* Work order *
Looking through the listing, how many of its lines hold the word "DependencyType"? Answer with only the number.
(Data under study)
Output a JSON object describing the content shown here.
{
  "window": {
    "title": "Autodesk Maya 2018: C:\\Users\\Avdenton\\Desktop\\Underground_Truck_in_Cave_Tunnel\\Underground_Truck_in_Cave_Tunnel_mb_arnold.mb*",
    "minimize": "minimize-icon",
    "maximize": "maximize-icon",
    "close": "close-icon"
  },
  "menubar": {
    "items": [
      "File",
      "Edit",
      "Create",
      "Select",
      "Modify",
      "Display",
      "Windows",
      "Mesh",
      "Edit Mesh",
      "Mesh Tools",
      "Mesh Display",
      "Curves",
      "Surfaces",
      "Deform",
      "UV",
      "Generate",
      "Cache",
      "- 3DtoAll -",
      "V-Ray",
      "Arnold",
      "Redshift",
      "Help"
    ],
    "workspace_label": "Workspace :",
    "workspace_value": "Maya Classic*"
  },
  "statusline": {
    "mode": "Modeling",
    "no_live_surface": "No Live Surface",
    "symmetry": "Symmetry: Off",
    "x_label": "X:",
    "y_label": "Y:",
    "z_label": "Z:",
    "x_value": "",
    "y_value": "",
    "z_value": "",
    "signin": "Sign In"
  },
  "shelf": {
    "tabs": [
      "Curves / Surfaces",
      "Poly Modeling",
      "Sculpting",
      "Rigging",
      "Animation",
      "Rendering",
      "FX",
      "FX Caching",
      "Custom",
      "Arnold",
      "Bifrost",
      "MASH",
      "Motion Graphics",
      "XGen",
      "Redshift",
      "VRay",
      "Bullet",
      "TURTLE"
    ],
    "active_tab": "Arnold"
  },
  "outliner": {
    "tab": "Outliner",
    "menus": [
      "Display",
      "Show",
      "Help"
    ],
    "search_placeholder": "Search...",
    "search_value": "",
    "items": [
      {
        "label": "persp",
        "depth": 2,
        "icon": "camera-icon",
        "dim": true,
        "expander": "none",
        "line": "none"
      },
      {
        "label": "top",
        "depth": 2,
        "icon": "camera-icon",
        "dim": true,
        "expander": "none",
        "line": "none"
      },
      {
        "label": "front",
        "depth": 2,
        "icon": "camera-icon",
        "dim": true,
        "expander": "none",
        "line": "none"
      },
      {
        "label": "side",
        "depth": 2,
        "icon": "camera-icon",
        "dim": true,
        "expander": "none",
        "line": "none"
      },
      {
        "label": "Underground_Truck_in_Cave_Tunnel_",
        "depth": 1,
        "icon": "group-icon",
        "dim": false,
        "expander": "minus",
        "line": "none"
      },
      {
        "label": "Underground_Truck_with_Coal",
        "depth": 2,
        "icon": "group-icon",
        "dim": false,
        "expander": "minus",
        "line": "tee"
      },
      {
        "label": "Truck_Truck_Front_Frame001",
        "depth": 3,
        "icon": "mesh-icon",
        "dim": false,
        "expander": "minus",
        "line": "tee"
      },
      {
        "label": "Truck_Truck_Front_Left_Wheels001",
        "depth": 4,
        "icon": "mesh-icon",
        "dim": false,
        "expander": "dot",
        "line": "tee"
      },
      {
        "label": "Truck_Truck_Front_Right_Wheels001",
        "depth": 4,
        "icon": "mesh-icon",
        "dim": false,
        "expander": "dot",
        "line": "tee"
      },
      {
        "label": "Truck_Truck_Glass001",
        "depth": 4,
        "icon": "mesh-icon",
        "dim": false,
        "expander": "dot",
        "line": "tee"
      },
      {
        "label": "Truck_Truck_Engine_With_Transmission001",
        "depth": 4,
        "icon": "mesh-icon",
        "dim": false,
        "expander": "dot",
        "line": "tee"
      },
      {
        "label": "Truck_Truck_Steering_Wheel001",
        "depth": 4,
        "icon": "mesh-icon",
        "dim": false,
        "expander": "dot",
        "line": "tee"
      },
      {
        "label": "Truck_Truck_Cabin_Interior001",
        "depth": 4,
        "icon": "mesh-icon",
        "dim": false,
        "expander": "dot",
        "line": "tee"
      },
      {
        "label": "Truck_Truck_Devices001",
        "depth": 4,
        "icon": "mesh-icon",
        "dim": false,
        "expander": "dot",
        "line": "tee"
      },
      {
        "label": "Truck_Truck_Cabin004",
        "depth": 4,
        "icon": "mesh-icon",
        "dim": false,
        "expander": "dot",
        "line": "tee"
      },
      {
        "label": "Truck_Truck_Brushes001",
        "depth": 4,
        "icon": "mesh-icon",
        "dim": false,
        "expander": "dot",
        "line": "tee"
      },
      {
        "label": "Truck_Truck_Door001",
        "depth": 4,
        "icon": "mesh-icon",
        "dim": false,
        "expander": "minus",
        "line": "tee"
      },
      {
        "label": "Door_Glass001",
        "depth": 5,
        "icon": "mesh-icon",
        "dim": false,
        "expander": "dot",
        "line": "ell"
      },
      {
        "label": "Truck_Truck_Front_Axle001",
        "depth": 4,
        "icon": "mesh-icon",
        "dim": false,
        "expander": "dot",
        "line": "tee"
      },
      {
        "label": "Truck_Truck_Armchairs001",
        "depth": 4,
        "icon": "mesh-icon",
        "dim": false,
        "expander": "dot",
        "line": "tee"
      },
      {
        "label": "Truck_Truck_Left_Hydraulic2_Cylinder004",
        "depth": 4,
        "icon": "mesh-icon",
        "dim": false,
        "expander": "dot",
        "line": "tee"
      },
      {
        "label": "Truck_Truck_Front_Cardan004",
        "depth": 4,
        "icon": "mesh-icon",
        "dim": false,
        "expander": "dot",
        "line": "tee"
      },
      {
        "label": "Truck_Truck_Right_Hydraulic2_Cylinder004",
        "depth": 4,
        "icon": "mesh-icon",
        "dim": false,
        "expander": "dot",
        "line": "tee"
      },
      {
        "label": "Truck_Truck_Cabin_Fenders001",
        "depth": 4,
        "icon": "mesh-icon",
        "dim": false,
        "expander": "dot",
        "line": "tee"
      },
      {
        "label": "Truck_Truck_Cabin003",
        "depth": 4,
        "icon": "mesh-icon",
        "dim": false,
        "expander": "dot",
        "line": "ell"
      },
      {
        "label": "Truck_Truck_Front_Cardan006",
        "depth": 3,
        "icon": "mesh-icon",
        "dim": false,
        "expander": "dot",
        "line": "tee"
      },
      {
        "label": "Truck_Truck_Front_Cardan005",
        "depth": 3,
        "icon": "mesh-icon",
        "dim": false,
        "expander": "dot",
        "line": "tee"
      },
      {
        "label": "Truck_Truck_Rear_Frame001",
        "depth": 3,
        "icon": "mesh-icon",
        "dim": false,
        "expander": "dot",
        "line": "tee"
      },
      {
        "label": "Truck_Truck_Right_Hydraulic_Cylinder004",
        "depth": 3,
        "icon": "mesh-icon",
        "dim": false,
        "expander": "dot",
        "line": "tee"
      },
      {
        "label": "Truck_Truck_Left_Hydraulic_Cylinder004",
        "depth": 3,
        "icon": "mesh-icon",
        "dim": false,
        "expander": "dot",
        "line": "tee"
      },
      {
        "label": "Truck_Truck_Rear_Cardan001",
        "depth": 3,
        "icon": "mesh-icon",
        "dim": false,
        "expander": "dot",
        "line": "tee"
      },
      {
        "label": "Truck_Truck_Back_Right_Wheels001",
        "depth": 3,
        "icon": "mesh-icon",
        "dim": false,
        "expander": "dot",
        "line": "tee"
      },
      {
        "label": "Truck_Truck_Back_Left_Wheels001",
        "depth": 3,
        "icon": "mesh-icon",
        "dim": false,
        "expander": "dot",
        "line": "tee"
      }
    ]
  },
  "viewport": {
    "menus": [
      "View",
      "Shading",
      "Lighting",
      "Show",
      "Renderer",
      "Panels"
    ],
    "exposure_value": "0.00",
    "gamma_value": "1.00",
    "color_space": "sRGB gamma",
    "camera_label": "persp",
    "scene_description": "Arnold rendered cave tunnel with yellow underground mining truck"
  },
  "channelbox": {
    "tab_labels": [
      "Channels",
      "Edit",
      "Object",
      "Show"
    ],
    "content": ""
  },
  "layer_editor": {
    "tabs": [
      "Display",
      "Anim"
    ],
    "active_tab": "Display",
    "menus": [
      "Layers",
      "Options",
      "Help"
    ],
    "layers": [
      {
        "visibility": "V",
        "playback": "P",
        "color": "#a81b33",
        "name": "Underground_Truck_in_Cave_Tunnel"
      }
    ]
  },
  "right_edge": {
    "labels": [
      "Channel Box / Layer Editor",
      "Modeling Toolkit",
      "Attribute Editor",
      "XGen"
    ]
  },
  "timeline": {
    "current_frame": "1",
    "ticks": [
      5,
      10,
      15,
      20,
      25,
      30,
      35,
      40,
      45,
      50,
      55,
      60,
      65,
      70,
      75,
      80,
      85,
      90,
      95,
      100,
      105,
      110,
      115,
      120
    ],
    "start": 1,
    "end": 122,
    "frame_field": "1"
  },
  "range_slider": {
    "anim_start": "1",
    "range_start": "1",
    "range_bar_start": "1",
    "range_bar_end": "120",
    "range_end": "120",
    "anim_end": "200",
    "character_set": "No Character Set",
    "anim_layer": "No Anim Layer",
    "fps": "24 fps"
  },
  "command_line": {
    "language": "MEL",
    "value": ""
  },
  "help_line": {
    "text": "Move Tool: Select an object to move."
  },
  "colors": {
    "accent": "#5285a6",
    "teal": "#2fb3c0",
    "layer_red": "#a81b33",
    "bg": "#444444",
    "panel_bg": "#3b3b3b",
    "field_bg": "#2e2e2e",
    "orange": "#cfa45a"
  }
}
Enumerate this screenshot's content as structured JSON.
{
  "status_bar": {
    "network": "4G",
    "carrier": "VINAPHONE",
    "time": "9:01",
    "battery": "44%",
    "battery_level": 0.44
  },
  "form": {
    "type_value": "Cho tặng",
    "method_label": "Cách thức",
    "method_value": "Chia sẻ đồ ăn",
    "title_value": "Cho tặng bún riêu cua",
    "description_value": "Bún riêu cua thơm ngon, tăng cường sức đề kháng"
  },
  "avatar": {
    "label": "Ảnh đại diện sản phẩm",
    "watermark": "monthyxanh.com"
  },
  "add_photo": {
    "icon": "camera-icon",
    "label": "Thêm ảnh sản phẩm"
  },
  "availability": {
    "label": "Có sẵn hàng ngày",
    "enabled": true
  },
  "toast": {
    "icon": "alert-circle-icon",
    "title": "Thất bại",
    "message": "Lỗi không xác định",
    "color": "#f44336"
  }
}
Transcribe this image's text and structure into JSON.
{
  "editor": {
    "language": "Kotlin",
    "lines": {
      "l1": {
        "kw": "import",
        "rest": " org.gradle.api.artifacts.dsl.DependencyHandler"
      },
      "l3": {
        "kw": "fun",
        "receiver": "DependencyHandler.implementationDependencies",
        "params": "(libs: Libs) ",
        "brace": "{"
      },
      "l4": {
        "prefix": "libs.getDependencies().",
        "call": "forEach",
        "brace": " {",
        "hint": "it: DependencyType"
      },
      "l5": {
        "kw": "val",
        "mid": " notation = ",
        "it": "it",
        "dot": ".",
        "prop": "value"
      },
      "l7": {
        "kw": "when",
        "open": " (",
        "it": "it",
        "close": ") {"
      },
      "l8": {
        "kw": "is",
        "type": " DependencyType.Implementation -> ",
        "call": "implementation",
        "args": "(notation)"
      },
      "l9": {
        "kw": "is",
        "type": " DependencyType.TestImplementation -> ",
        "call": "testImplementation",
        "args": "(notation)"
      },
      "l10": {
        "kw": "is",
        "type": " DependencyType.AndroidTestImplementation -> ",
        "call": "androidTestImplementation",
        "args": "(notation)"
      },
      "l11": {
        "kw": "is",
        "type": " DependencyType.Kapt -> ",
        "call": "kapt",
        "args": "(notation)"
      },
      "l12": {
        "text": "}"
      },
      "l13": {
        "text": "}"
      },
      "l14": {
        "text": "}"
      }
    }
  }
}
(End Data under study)
* Answer below *
5